The students' own activities outside formal teaching activities are an important part of their study effort throughout the programme. These activities normally take the form of individual work, but also include cooperation with fellow students, either online and/or by meetings in person.

Methods include preparation for and follow-up of lectures, reading the literature on the reading list and other relevant literature, using different forms of E-learning resources, assignments, blog posts, discussion forums or other websites, practising practical skills etc.

Students will need their own computer tools and internet access. E-learning tools are used for communication, information, knowledge acquisition, knowledge development and assignment submissions.

Simulation and skills

The simulation and proficiency unit (SF unit) aims to enable students in the nursing profession to learn and train different skills and procedures to be prepared to meet practice - both as a student and as a fully qualified nurse. To achieve this goal, it is important that you as a student follow the regulations that apply to the unit.

Practical training

Students are expected to prepare ahead of each clinical training period. In preparation for each period, teaching sessions will be held at the university. The preparatory theory for this group of students in particular will emphasise:

  • Communication in clinical training with patients, next of kin and colleagues
  • Training and supervision at the university¿s simulation and skills centre
  • How the learning outcomes for the clinical training can be specified

SupervisionClinical training is supervised. This means that a supervisor from the university follows up the student throughout their clinical training in cooperation with a supervisor from the professional field.

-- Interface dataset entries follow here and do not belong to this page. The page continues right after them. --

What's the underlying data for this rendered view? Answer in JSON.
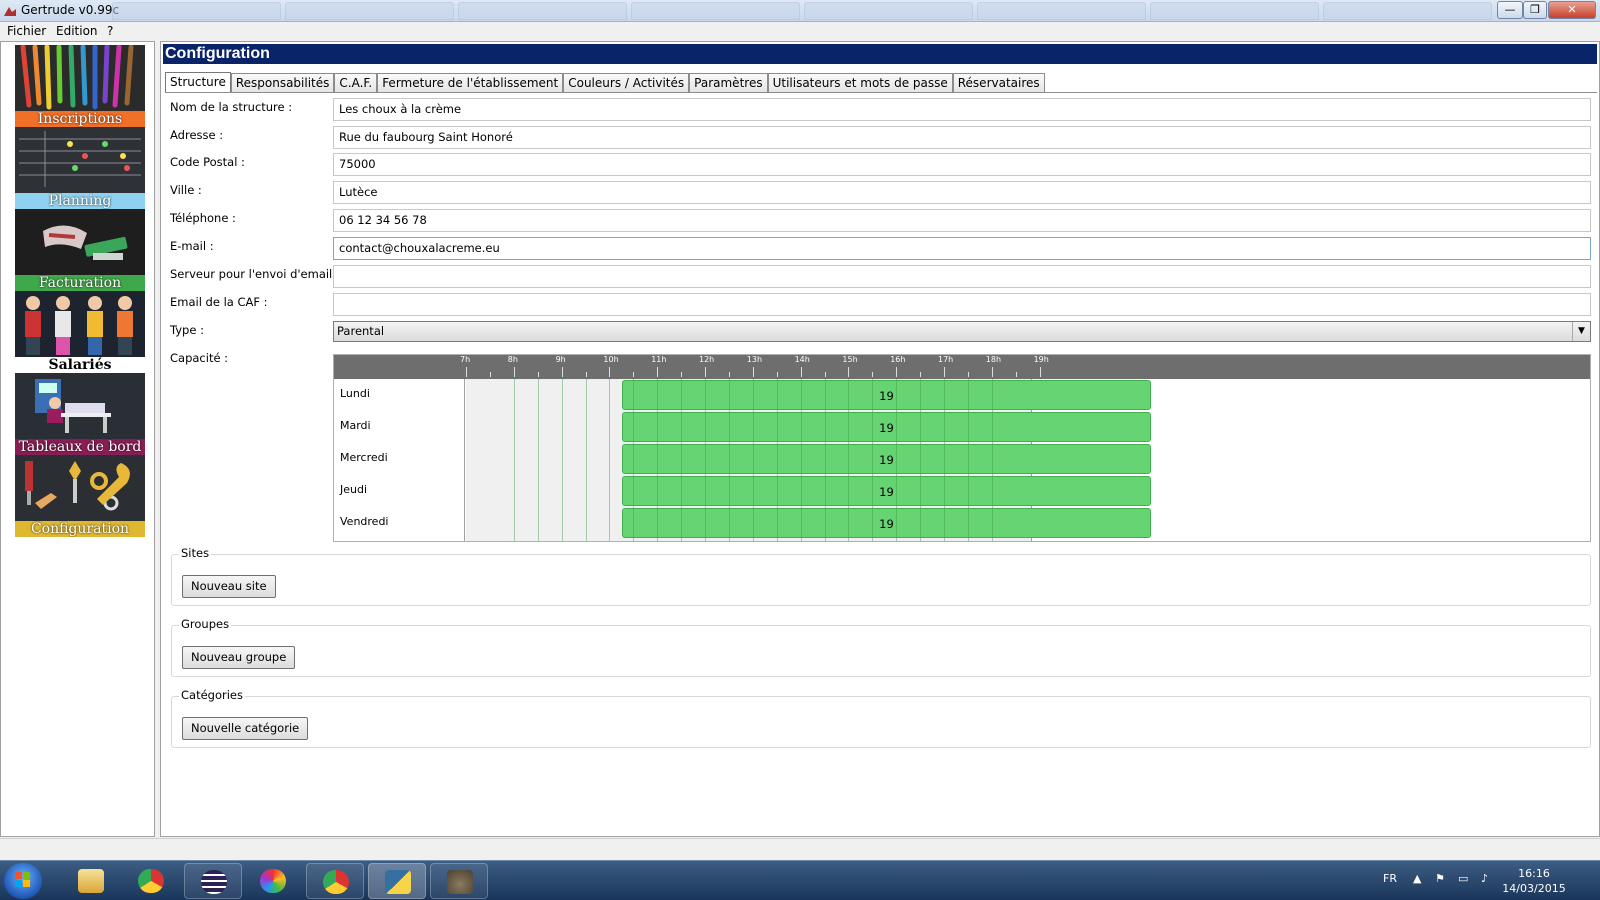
{
  "window": {
    "title": "Gertrude v0.99c",
    "minimize": "—",
    "maximize": "❐",
    "close": "✕"
  },
  "menu": [
    "Fichier",
    "Edition",
    "?"
  ],
  "sidebar": {
    "items": [
      {
        "label": "Inscriptions",
        "color": "#f07028"
      },
      {
        "label": "Planning",
        "color": "#8fd2f0"
      },
      {
        "label": "Facturation",
        "color": "#3fa84a"
      },
      {
        "label": "Salariés",
        "color": "#ffffff"
      },
      {
        "label": "Tableaux de bord",
        "color": "#8a1d55"
      },
      {
        "label": "Configuration",
        "color": "#e0b830"
      }
    ]
  },
  "panel": {
    "title": "Configuration"
  },
  "tabs": [
    "Structure",
    "Responsabilités",
    "C.A.F.",
    "Fermeture de l'établissement",
    "Couleurs / Activités",
    "Paramètres",
    "Utilisateurs et mots de passe",
    "Réservataires"
  ],
  "form": {
    "fields": [
      {
        "label": "Nom de la structure :",
        "value": "Les choux à la crème"
      },
      {
        "label": "Adresse :",
        "value": "Rue du faubourg Saint Honoré"
      },
      {
        "label": "Code Postal :",
        "value": "75000"
      },
      {
        "label": "Ville :",
        "value": "Lutèce"
      },
      {
        "label": "Téléphone :",
        "value": "06 12 34 56 78"
      },
      {
        "label": "E-mail :",
        "value": "contact@chouxalacreme.eu"
      },
      {
        "label": "Serveur pour l'envoi d'emails :",
        "value": ""
      },
      {
        "label": "Email de la CAF :",
        "value": ""
      }
    ],
    "type_label": "Type :",
    "type_value": "Parental",
    "capacity_label": "Capacité :"
  },
  "capacity": {
    "hours": [
      "7h",
      "8h",
      "9h",
      "10h",
      "11h",
      "12h",
      "13h",
      "14h",
      "15h",
      "16h",
      "17h",
      "18h",
      "19h"
    ],
    "days": [
      "Lundi",
      "Mardi",
      "Mercredi",
      "Jeudi",
      "Vendredi"
    ],
    "value": "19",
    "color": "#66d472"
  },
  "groups": [
    {
      "title": "Sites",
      "button": "Nouveau site"
    },
    {
      "title": "Groupes",
      "button": "Nouveau groupe"
    },
    {
      "title": "Catégories",
      "button": "Nouvelle catégorie"
    }
  ],
  "taskbar": {
    "language": "FR",
    "time": "16:16",
    "date": "14/03/2015"
  }
}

Specification of learning outcomesIn the course of the first few weeks of each clinical training period, the students must specify the learning outcomes for the clinical training period/course in relation to their own preconditions for learning and the framework at the clinical training establishment in question. This must be approved by the clinical training supervisor and supervisor at the university. These learning outcome descriptions must be concrete, relevant, realistic and measurable.

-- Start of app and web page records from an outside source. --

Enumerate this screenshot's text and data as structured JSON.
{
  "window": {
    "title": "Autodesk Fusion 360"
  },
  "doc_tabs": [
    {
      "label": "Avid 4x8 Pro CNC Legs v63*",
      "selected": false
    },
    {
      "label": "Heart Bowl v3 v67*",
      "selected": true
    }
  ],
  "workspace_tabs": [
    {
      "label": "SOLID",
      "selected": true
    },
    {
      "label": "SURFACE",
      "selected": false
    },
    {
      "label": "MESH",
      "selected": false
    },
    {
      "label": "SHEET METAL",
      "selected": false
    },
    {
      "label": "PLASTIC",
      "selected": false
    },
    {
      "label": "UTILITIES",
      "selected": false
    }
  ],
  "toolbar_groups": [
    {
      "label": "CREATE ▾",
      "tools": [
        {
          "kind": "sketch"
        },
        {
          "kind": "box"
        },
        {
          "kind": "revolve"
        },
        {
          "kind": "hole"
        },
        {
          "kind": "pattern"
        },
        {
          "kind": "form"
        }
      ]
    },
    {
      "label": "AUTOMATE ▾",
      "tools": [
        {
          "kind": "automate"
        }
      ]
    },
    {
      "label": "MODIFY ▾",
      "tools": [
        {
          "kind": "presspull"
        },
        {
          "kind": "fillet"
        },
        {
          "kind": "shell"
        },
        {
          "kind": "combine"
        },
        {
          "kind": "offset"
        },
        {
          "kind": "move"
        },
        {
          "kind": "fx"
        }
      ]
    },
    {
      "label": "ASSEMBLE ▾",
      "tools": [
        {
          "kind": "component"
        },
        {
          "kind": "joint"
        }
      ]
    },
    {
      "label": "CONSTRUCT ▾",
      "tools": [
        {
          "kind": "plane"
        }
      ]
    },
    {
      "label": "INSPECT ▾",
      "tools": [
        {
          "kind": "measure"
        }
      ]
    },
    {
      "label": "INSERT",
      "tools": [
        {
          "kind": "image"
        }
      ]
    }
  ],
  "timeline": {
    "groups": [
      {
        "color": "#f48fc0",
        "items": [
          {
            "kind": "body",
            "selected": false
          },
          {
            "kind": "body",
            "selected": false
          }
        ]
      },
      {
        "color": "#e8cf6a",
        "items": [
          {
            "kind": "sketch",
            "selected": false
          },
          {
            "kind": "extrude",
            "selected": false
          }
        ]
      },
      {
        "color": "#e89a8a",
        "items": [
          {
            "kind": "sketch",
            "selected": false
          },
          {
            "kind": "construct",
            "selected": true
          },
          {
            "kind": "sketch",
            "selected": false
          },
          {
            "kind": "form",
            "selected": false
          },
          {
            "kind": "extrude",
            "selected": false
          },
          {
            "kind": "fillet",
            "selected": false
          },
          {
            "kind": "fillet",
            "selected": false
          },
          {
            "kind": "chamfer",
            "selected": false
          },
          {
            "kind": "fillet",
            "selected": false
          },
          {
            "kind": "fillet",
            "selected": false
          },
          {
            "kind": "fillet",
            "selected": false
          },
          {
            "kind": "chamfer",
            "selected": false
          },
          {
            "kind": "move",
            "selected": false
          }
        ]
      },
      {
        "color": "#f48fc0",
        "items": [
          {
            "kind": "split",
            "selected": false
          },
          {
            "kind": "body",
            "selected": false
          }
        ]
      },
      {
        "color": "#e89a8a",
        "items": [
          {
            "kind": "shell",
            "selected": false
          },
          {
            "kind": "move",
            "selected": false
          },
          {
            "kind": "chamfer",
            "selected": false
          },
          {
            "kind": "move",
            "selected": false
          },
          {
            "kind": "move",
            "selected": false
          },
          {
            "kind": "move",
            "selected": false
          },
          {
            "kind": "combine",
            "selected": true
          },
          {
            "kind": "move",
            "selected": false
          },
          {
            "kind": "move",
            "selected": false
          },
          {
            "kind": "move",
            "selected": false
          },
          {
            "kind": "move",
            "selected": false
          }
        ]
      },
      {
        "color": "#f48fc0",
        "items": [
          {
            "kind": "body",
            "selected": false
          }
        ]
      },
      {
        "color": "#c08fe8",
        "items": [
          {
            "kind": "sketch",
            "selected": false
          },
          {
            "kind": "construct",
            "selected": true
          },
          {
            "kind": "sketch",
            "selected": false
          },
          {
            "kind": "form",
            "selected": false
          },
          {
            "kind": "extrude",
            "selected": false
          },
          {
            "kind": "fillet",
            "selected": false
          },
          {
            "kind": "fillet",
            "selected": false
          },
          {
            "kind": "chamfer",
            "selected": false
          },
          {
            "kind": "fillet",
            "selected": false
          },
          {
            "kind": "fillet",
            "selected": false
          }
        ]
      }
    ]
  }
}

Written assignments and logsDuring the course of the clinical training period, the students must write two assignments, as well as logs or equivalent methods of reflecting on their clinical training. The assignments and logs are submitted in the electronic learning platform to the supervisor at the university and form the basis for supervision meetings. The students will receive written or oral feedback. The assignments and logs are an integrated part of clinical training and form part of the assessment of the student¿s knowledge/competence.

ShiftsAttendance at clinical training totals an average of 30 hours a week. Shifts are to be planned for these periods. Study days must be evenly distributed over the course of the clinical training period. Depending on the clinical training establishment and period, the student should do shifts during the day, evening, night and weekend during the period, and he/she should primarily follow the clinical training supervisor's shift arrangements, where possible. The shift plan functions as a contract and cannot be changed without the approval of the supervisor at the university and the clinical training supervisor.

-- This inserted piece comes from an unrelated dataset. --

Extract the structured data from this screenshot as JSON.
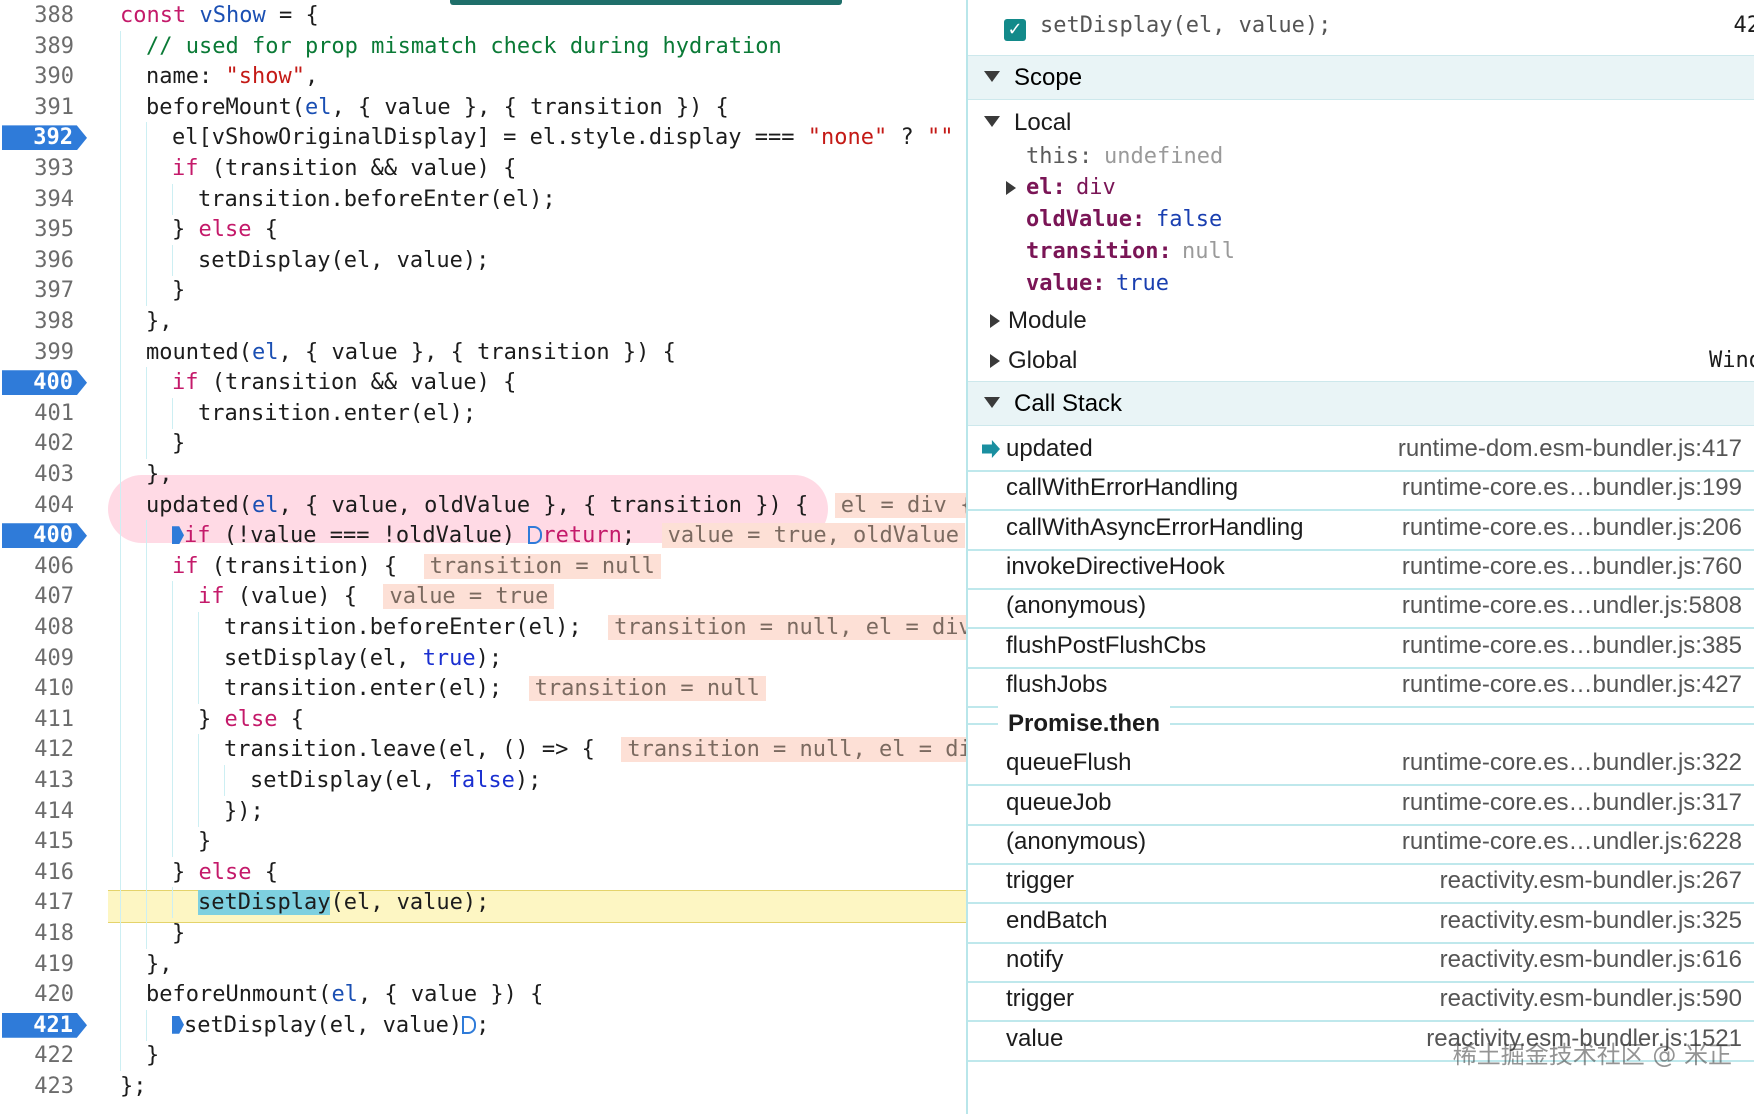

Compulsory attendance and absence from clinical training

Students' clinical training can only be assessed if their attendance is sufficiently high. It is the student's responsibility to ensure that their absence from clinical courses does not exceed the permitted amount. The rules are as follows:

  • Less than 10% absence: The student can complete the clinical course as normal.
  • 10 - 20%: If possible, the student can make up for the clinical training missed. This must be agreed with the clinical training supervisor and the supervisor at the university.
  • More than 20% absence: The student must re-take the whole clinical training course.

Illness during clinical training periodsIf students fall ill and their absence from a clinical course exceeds 20%, a medical certificate is required for all days of absence in excess of 10%. The absence will then be deemed to be valid, and the student will have to re-take the clinical course in its entirety. This will lead to delayed progress in the programme.

Absence without a valid reasonIf the student does not have a valid reason for absence, the clinical course will be registered as failed and count as an attempt. Students who fail a practical course twice will normally have to leave the programme.

Work requirements

Coursework requirements are all types of work/activities/compulsory attendance that are conditions for being permitted to take the exam. The course descriptions specify which coursework requirements apply to each course. The deadline for submitting coursework is set by the person responsible for the course or lecturer.

The purpose of the coursework requirements is to:

  • promote progress and academic development in the programme
  • encourage students to seek out and acquire new knowledge
  • facilitate cooperation and communication on nursing issues

Coursework requirements and compulsory activities in clinical training

All clinical training have different mandatory activities and tasks in the implementation. See chapter on Clinical training. In some clinical courses, there may also be requirements for work requirements and activities that must be approved before a final assessment of the subject can be made.

Assessment of coursework requirements

The required coursework is assessed as approved/not approved by the person responsible for the course/lecturer. Fellow students can also participate in providing feedback on some of the coursework.

Validity of required coursework

If more than one academic year passes between when a student¿s required coursework is approved and the exam in the course in question, the faculty can require the student to retake the coursework before being permitted to take the exam.

Not approved coursework

Normally, students are given three attempts to have coursework approved. If a piece of required coursework is not approved, this may lead to delayed progress in the programme.

As far as possible, the second attempt will be given before the ordinary exam, unless otherwise stated in the course description. The student must agree with the person responsible for the course/lecturer in each individual case.

If a second attempt is impossible due to the nature of the coursework requirements (e.g. attendance requirements or taking a first aid course that is only held once), the person responsible for the course/lecturer will consider whether alternative coursework can be set.

Such alternative work has in the past been set in the form of a written assignment, a video recording or similar to demonstrate that the student possesses the knowledge specified in the coursework requirement.

A third and final attempt is normally given before resit and rescheduled exams.

Valid absence documented by e.g. a medical certificate does not exempt students from meeting the coursework requirements.


The assessments are carried out in accordance with the Act relating to Universities and University Colleges, the Regulations relating to Studies and Examinations, and the guidelines for appointment and use of examiners at the university.

Course SKOMP2110/SYBA2110 Drug calculations, 1 credit, taken from the bachelor's programme in nursing.

Exam papers and coursework must be written in Norwegian or another Scandinavian language.

AssessmentThe grades used are pass/fail or a grade scale with letter grades from A to F, where A is the highest grade, E is the poorest pass grade and F is a fail. In connection with group exams, all students in the group are awarded the same grade.

Transcript of grades

All grades will be included in the transcript of grades. An overall grade will not be awarded. The test in practical skills in nursing must be passed in order to pass the education of 61 credits.

Resit and rescheduled examsResit and rescheduled exams are carried out in the same manner as the ordinary exam unless otherwise specified in the course description. In special cases, resit and rescheduled exams in courses with group exams may be held as individual exams.

Appeals against gradesGrades awarded for written exams can be appealed. It is not possible to appeal the grades awarded for oral and practical exams. In connection with group exams, the result of an appeal will only have consequences for the candidate(s) who submitted the appeal. The other students will keep their original grade.

Suitability assessmentSuitability assessments of all students are carried out on a continuous basis throughout the study programme. A suitability assessment is a comprehensive assessment of the student¿s academic and personal qualifications for work as a healthcare or social worker. A student who represents a potential threat to the life, physical or mental health, rights and security of patients is not suited to the profession. Students who are deemed unsuitable for the profession will be excluded from the programme.

Other information

Approved by the Academic Affairs Committee at the Faculty of Health Sciences

15 January 2017

Last amended by the Vice-Dean on 23. January 2019